*PROVIDED DATA*.

# # # # #

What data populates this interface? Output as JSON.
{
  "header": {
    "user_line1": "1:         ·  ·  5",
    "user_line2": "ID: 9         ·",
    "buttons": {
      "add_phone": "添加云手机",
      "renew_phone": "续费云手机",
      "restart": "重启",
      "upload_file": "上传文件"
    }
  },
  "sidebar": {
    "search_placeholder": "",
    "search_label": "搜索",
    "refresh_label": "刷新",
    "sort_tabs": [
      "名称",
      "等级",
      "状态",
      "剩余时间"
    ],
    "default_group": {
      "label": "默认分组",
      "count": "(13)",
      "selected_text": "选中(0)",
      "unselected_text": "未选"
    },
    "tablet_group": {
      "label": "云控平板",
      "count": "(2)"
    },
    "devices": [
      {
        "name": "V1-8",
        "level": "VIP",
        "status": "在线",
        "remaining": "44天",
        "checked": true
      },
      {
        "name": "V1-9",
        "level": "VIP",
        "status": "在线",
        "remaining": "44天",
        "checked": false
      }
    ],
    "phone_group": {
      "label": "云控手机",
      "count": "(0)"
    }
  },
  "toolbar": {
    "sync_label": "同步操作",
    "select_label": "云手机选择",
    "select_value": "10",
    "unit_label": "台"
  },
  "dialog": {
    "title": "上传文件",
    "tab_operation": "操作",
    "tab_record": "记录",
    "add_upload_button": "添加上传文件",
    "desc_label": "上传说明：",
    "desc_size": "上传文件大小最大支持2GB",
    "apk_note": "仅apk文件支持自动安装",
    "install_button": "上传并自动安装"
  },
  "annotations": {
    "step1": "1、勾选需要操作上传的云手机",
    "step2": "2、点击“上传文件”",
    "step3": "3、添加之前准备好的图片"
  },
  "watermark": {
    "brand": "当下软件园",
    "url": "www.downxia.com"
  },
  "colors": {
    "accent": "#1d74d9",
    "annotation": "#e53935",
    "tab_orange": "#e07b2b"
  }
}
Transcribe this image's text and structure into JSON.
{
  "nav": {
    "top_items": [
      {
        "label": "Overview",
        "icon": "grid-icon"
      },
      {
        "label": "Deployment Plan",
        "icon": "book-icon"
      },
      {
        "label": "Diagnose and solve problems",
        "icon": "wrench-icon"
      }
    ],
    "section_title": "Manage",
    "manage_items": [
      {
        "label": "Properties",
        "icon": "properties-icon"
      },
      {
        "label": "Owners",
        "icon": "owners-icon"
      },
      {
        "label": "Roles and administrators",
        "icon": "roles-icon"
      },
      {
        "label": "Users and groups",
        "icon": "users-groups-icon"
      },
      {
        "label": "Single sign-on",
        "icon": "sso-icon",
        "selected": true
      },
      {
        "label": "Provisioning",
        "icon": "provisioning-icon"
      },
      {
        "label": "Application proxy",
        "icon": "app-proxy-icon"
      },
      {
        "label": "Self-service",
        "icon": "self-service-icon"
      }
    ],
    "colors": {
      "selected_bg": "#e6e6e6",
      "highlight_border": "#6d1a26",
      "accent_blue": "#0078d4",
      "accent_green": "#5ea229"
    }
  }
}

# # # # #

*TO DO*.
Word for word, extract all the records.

*EXERCISE ANSWER*.
What data populates this interface? Output as JSON.
{
  "header": {
    "user_line1": "1:         ·  ·  5",
    "user_line2": "ID: 9         ·",
    "buttons": {
      "add_phone": "添加云手机",
      "renew_phone": "续费云手机",
      "restart": "重启",
      "upload_file": "上传文件"
    }
  },
  "sidebar": {
    "search_placeholder": "",
    "search_label": "搜索",
    "refresh_label": "刷新",
    "sort_tabs": [
      "名称",
      "等级",
      "状态",
      "剩余时间"
    ],
    "default_group": {
      "label": "默认分组",
      "count": "(13)",
      "selected_text": "选中(0)",
      "unselected_text": "未选"
    },
    "tablet_group": {
      "label": "云控平板",
      "count": "(2)"
    },
    "devices": [
      {
        "name": "V1-8",
        "level": "VIP",
        "status": "在线",
        "remaining": "44天",
        "checked": true
      },
      {
        "name": "V1-9",
        "level": "VIP",
        "status": "在线",
        "remaining": "44天",
        "checked": false
      }
    ],
    "phone_group": {
      "label": "云控手机",
      "count": "(0)"
    }
  },
  "toolbar": {
    "sync_label": "同步操作",
    "select_label": "云手机选择",
    "select_value": "10",
    "unit_label": "台"
  },
  "dialog": {
    "title": "上传文件",
    "tab_operation": "操作",
    "tab_record": "记录",
    "add_upload_button": "添加上传文件",
    "desc_label": "上传说明：",
    "desc_size": "上传文件大小最大支持2GB",
    "apk_note": "仅apk文件支持自动安装",
    "install_button": "上传并自动安装"
  },
  "annotations": {
    "step1": "1、勾选需要操作上传的云手机",
    "step2": "2、点击“上传文件”",
    "step3": "3、添加之前准备好的图片"
  },
  "watermark": {
    "brand": "当下软件园",
    "url": "www.downxia.com"
  },
  "colors": {
    "accent": "#1d74d9",
    "annotation": "#e53935",
    "tab_orange": "#e07b2b"
  }
}
Transcribe this image's text and structure into JSON.
{
  "nav": {
    "top_items": [
      {
        "label": "Overview",
        "icon": "grid-icon"
      },
      {
        "label": "Deployment Plan",
        "icon": "book-icon"
      },
      {
        "label": "Diagnose and solve problems",
        "icon": "wrench-icon"
      }
    ],
    "section_title": "Manage",
    "manage_items": [
      {
        "label": "Properties",
        "icon": "properties-icon"
      },
      {
        "label": "Owners",
        "icon": "owners-icon"
      },
      {
        "label": "Roles and administrators",
        "icon": "roles-icon"
      },
      {
        "label": "Users and groups",
        "icon": "users-groups-icon"
      },
      {
        "label": "Single sign-on",
        "icon": "sso-icon",
        "selected": true
      },
      {
        "label": "Provisioning",
        "icon": "provisioning-icon"
      },
      {
        "label": "Application proxy",
        "icon": "app-proxy-icon"
      },
      {
        "label": "Self-service",
        "icon": "self-service-icon"
      }
    ],
    "colors": {
      "selected_bg": "#e6e6e6",
      "highlight_border": "#6d1a26",
      "accent_blue": "#0078d4",
      "accent_green": "#5ea229"
    }
  }
}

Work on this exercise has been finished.